▸ Required work
Take every line from the entries below that includes the word "cshtml" and copy it.

▸ Records supplied
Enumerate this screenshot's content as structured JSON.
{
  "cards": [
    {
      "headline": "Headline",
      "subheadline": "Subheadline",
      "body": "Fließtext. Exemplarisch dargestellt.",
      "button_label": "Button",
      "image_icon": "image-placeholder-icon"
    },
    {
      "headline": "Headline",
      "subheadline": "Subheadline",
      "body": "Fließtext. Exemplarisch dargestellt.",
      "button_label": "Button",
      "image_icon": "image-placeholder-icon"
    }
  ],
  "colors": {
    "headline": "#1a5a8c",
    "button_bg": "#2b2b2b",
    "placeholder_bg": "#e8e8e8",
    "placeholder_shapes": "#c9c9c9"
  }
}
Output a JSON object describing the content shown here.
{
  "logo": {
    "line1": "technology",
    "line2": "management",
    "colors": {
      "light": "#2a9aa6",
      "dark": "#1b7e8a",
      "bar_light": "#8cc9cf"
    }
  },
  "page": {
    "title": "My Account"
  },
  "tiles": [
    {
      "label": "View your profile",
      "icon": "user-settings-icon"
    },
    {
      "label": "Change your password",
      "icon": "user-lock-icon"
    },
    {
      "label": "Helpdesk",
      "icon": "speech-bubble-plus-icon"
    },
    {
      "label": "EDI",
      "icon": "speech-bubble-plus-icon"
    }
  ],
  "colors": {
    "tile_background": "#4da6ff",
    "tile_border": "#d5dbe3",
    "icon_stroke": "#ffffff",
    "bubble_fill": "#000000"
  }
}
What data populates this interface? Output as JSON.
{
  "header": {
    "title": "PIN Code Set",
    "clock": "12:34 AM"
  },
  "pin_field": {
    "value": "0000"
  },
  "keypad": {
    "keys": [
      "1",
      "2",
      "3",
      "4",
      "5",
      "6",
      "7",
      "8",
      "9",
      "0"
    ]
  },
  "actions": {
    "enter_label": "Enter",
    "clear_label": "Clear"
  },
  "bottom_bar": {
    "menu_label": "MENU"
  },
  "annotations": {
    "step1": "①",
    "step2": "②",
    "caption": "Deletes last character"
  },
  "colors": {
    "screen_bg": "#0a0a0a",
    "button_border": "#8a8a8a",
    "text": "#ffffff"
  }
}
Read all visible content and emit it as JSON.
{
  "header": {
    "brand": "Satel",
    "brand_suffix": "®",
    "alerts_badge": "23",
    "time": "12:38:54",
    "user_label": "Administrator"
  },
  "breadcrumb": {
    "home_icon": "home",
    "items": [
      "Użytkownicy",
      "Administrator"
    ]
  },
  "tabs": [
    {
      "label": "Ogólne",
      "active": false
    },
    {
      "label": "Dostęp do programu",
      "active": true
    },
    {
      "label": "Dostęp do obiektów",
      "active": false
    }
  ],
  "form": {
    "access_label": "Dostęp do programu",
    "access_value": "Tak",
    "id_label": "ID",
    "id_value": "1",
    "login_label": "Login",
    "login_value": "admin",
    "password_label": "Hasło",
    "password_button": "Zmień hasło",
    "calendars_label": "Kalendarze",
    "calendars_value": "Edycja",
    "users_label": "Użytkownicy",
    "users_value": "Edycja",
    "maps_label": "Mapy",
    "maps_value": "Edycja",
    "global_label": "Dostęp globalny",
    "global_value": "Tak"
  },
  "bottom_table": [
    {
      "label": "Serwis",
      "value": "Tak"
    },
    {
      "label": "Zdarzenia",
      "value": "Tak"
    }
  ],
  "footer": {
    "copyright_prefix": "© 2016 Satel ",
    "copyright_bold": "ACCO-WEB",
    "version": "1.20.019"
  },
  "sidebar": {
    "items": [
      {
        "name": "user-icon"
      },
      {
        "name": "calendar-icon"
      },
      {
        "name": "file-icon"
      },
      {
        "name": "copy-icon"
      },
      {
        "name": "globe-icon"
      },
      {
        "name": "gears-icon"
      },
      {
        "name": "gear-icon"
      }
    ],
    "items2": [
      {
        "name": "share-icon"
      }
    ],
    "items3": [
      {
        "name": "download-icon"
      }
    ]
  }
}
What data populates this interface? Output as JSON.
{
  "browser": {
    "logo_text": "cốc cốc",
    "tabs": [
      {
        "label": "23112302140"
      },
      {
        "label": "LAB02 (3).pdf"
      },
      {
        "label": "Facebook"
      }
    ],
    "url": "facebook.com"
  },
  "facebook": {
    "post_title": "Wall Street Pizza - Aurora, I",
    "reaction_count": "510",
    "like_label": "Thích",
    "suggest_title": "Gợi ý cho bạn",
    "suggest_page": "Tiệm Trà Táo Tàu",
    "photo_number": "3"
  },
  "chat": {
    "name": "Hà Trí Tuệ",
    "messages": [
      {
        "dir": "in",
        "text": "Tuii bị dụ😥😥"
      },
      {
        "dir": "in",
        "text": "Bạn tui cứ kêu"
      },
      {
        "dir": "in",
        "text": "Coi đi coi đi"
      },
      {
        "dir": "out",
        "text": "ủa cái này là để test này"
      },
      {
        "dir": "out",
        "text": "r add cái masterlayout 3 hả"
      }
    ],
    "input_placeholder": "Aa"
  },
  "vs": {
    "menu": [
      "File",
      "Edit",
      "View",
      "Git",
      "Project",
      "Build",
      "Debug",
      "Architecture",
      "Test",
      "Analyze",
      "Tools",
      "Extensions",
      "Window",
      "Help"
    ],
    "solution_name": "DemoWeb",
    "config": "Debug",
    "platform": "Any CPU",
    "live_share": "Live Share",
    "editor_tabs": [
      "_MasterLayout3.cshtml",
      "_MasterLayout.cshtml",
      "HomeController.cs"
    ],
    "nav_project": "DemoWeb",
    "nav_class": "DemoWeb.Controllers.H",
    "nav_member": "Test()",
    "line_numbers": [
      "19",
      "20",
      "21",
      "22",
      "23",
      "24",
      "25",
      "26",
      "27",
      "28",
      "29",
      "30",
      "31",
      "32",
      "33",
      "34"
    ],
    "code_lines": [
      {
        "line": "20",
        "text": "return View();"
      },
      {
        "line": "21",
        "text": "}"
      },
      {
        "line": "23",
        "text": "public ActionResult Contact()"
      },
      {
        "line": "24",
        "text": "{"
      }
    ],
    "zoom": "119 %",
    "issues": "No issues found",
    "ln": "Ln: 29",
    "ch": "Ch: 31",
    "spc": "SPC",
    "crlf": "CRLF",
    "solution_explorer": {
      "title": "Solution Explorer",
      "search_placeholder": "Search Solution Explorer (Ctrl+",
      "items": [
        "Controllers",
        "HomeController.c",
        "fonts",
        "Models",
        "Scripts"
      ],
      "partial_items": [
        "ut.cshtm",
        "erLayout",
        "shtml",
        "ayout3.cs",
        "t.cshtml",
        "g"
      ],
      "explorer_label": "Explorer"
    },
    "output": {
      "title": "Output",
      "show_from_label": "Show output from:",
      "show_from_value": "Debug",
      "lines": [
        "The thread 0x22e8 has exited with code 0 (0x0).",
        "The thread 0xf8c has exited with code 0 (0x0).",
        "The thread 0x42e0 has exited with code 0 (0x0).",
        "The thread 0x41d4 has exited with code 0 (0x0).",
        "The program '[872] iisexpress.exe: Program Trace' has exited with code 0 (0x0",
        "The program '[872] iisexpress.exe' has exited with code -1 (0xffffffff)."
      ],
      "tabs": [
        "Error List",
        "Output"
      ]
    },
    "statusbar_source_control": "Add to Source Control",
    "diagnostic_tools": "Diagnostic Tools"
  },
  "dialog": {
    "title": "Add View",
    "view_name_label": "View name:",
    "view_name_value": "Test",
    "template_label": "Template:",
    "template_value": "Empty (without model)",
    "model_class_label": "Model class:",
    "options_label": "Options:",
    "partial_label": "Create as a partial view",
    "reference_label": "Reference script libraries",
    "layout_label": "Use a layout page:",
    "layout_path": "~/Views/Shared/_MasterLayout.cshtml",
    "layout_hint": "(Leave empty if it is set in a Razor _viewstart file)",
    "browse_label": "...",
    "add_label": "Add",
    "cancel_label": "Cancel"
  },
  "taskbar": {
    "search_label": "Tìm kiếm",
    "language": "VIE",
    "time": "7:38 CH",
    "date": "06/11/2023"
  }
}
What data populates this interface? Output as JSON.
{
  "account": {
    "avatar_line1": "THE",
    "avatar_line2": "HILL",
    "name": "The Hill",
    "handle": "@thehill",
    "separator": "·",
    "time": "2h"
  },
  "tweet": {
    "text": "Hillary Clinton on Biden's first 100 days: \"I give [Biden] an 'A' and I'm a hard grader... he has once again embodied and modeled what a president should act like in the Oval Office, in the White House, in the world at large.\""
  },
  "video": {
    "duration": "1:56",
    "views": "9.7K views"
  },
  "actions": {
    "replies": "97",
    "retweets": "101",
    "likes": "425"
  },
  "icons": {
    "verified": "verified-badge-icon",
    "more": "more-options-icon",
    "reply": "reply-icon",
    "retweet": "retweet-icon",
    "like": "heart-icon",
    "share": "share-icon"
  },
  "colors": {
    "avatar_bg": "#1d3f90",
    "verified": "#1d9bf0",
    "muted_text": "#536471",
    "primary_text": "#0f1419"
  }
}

▸ Solution to the exercise
      "_MasterLayout3.cshtml",
      "_MasterLayout.cshtml",
        "t.cshtml",
    "layout_path": "~/Views/Shared/_MasterLayout.cshtml",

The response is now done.